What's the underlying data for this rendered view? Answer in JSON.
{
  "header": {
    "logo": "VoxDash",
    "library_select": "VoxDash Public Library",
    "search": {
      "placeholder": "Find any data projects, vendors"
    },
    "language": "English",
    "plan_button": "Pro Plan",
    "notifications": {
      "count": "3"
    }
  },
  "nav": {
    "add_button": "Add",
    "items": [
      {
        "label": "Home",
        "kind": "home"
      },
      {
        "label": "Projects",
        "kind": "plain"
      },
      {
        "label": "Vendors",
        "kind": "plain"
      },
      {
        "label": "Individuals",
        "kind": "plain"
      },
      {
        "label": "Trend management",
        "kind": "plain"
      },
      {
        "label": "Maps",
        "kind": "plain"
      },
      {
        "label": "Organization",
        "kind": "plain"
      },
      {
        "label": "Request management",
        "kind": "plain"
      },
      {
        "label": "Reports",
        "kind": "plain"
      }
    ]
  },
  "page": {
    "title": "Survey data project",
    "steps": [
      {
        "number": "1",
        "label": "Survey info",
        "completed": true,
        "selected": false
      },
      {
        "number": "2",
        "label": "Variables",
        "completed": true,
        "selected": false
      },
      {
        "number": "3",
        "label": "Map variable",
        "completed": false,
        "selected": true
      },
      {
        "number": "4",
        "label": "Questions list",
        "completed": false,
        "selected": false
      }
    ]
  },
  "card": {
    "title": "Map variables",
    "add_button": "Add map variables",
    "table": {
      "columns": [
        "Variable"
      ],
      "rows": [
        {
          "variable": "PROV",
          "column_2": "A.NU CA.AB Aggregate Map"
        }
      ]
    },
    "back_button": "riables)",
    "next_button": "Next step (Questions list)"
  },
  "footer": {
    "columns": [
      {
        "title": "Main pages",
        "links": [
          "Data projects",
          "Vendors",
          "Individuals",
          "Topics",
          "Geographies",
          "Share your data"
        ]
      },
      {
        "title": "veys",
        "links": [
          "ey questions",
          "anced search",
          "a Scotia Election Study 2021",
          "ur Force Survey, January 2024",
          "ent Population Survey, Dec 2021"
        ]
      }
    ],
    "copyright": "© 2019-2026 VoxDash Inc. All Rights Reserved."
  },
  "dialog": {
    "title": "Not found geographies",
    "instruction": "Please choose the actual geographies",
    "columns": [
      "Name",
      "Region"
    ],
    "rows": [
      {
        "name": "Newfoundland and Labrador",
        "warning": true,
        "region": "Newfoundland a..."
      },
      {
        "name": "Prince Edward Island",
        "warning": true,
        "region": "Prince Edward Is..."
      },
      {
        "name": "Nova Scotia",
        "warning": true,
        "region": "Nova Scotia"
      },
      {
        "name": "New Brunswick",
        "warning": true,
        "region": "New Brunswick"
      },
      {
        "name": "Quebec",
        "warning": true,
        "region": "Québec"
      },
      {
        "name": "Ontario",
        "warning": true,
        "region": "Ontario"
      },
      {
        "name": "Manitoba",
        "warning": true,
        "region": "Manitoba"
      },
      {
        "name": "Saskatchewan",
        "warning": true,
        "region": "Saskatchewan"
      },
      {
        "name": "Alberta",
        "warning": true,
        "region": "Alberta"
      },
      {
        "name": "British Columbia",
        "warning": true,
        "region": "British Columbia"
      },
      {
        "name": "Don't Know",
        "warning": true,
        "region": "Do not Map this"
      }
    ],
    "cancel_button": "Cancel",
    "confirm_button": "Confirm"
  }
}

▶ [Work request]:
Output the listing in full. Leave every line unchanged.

▶ [Answer to the exercise]:
What's the underlying data for this rendered view? Answer in JSON.
{
  "header": {
    "logo": "VoxDash",
    "library_select": "VoxDash Public Library",
    "search": {
      "placeholder": "Find any data projects, vendors"
    },
    "language": "English",
    "plan_button": "Pro Plan",
    "notifications": {
      "count": "3"
    }
  },
  "nav": {
    "add_button": "Add",
    "items": [
      {
        "label": "Home",
        "kind": "home"
      },
      {
        "label": "Projects",
        "kind": "plain"
      },
      {
        "label": "Vendors",
        "kind": "plain"
      },
      {
        "label": "Individuals",
        "kind": "plain"
      },
      {
        "label": "Trend management",
        "kind": "plain"
      },
      {
        "label": "Maps",
        "kind": "plain"
      },
      {
        "label": "Organization",
        "kind": "plain"
      },
      {
        "label": "Request management",
        "kind": "plain"
      },
      {
        "label": "Reports",
        "kind": "plain"
      }
    ]
  },
  "page": {
    "title": "Survey data project",
    "steps": [
      {
        "number": "1",
        "label": "Survey info",
        "completed": true,
        "selected": false
      },
      {
        "number": "2",
        "label": "Variables",
        "completed": true,
        "selected": false
      },
      {
        "number": "3",
        "label": "Map variable",
        "completed": false,
        "selected": true
      },
      {
        "number": "4",
        "label": "Questions list",
        "completed": false,
        "selected": false
      }
    ]
  },
  "card": {
    "title": "Map variables",
    "add_button": "Add map variables",
    "table": {
      "columns": [
        "Variable"
      ],
      "rows": [
        {
          "variable": "PROV",
          "column_2": "A.NU CA.AB Aggregate Map"
        }
      ]
    },
    "back_button": "riables)",
    "next_button": "Next step (Questions list)"
  },
  "footer": {
    "columns": [
      {
        "title": "Main pages",
        "links": [
          "Data projects",
          "Vendors",
          "Individuals",
          "Topics",
          "Geographies",
          "Share your data"
        ]
      },
      {
        "title": "veys",
        "links": [
          "ey questions",
          "anced search",
          "a Scotia Election Study 2021",
          "ur Force Survey, January 2024",
          "ent Population Survey, Dec 2021"
        ]
      }
    ],
    "copyright": "© 2019-2026 VoxDash Inc. All Rights Reserved."
  },
  "dialog": {
    "title": "Not found geographies",
    "instruction": "Please choose the actual geographies",
    "columns": [
      "Name",
      "Region"
    ],
    "rows": [
      {
        "name": "Newfoundland and Labrador",
        "warning": true,
        "region": "Newfoundland a..."
      },
      {
        "name": "Prince Edward Island",
        "warning": true,
        "region": "Prince Edward Is..."
      },
      {
        "name": "Nova Scotia",
        "warning": true,
        "region": "Nova Scotia"
      },
      {
        "name": "New Brunswick",
        "warning": true,
        "region": "New Brunswick"
      },
      {
        "name": "Quebec",
        "warning": true,
        "region": "Québec"
      },
      {
        "name": "Ontario",
        "warning": true,
        "region": "Ontario"
      },
      {
        "name": "Manitoba",
        "warning": true,
        "region": "Manitoba"
      },
      {
        "name": "Saskatchewan",
        "warning": true,
        "region": "Saskatchewan"
      },
      {
        "name": "Alberta",
        "warning": true,
        "region": "Alberta"
      },
      {
        "name": "British Columbia",
        "warning": true,
        "region": "British Columbia"
      },
      {
        "name": "Don't Know",
        "warning": true,
        "region": "Do not Map this"
      }
    ],
    "cancel_button": "Cancel",
    "confirm_button": "Confirm"
  }
}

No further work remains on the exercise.